The data:
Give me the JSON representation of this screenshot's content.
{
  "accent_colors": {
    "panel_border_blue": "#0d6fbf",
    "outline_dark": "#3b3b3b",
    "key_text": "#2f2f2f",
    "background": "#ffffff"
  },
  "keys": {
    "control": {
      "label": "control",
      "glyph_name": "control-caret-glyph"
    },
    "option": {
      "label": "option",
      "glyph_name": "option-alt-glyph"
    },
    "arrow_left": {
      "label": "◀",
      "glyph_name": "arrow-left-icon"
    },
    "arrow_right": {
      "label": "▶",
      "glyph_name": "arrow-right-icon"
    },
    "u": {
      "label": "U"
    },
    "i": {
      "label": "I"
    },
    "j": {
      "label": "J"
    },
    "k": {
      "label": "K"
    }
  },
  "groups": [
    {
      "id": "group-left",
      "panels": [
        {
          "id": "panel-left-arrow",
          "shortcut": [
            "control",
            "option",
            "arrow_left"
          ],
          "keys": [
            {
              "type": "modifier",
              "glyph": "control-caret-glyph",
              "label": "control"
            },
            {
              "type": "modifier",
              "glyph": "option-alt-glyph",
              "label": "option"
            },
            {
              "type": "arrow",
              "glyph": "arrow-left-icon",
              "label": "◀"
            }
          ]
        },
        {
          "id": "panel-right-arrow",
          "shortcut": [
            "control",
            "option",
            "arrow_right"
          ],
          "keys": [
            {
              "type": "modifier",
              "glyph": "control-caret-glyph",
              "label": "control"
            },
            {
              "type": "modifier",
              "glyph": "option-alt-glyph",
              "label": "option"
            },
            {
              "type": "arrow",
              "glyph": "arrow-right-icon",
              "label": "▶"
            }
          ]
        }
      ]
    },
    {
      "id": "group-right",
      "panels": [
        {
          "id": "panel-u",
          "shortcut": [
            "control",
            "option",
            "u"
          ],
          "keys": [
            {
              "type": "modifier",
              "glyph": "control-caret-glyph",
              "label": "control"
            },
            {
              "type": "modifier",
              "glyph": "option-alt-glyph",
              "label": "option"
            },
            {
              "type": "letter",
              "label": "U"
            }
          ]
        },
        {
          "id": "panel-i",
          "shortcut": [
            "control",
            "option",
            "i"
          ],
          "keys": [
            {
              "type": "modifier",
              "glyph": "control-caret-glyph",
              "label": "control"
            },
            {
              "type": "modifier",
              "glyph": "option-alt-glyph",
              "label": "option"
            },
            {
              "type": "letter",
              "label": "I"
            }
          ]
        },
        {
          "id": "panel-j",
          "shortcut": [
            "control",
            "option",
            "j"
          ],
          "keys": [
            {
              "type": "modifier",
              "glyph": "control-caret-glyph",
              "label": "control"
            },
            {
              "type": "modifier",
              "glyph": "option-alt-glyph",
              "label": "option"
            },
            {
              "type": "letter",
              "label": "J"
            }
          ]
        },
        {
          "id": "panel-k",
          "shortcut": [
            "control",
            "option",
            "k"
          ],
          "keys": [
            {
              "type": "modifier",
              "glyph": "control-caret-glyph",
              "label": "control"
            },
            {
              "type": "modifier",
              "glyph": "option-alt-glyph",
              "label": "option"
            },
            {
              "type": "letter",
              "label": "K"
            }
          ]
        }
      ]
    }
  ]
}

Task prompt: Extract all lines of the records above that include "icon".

Written response:
      "glyph_name": "arrow-left-icon"
      "glyph_name": "arrow-right-icon"
              "glyph": "arrow-left-icon",
              "glyph": "arrow-right-icon",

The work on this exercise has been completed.